U.S. intelligence is finally turning its attention to what is potentially one of the biggest threats to global security: climate change. The intel community just completed the “first National Intelligence Estimate (NIE) on the implications of global climate change for U.S. security,” World Politics Review reports. The report is classified, but WPR has some details:
[T]he NIE concludes that, at least for the next 20 years, climate change would not present a major direct threat to the national security of the United States. However, the authors of the estimate worry that climate change could indirectly threaten U.S. security by affecting other countries of interest to the United States.
Take, for instance, Chad, an oil exporter and the recipient of billions of dollars in U.S. aid. Shifting weather patterns in the Central African country have exacerbated historical water and wood shortages. The resulting conflict has only further destabilized a country that was already on the verge of meltdown. (Chadian wood distribution pictured.)

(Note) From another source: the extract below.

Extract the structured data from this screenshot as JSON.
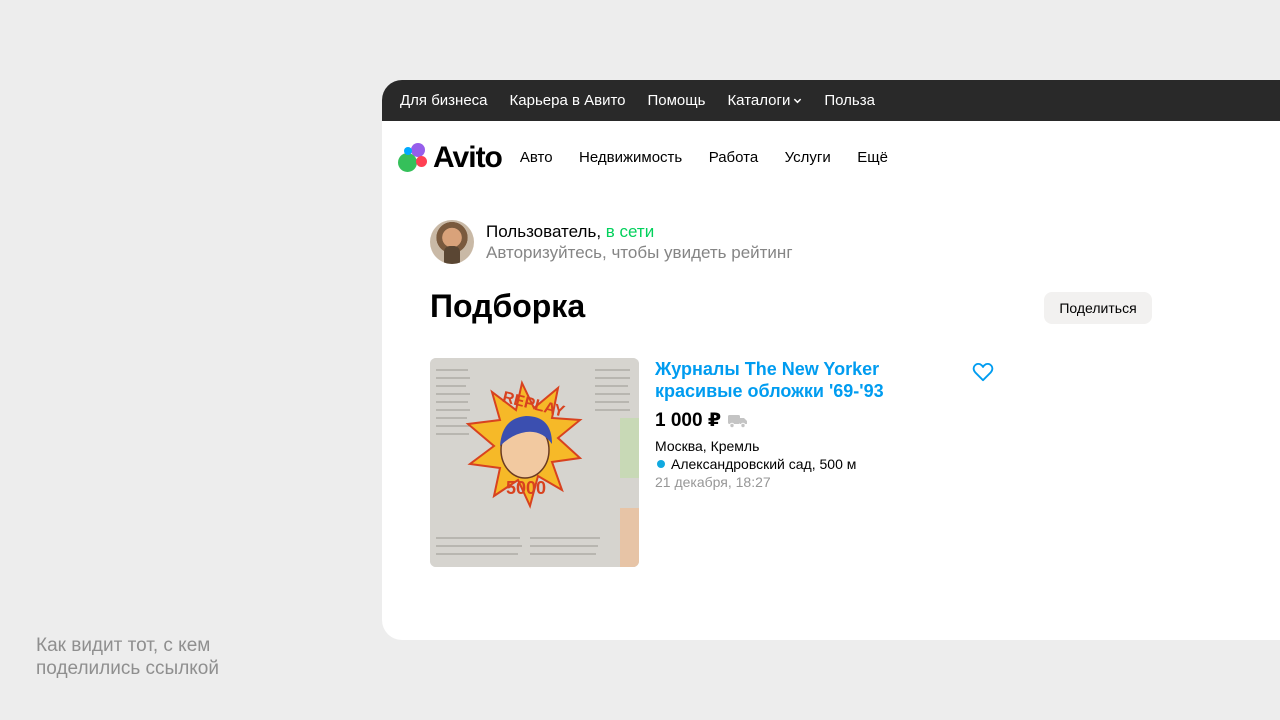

The process for and implications of producing the report is at least as interesting as the report itself, WPR states. The decision to even address climate change “thrust the U.S. intelligence community into a highly partisan debate.”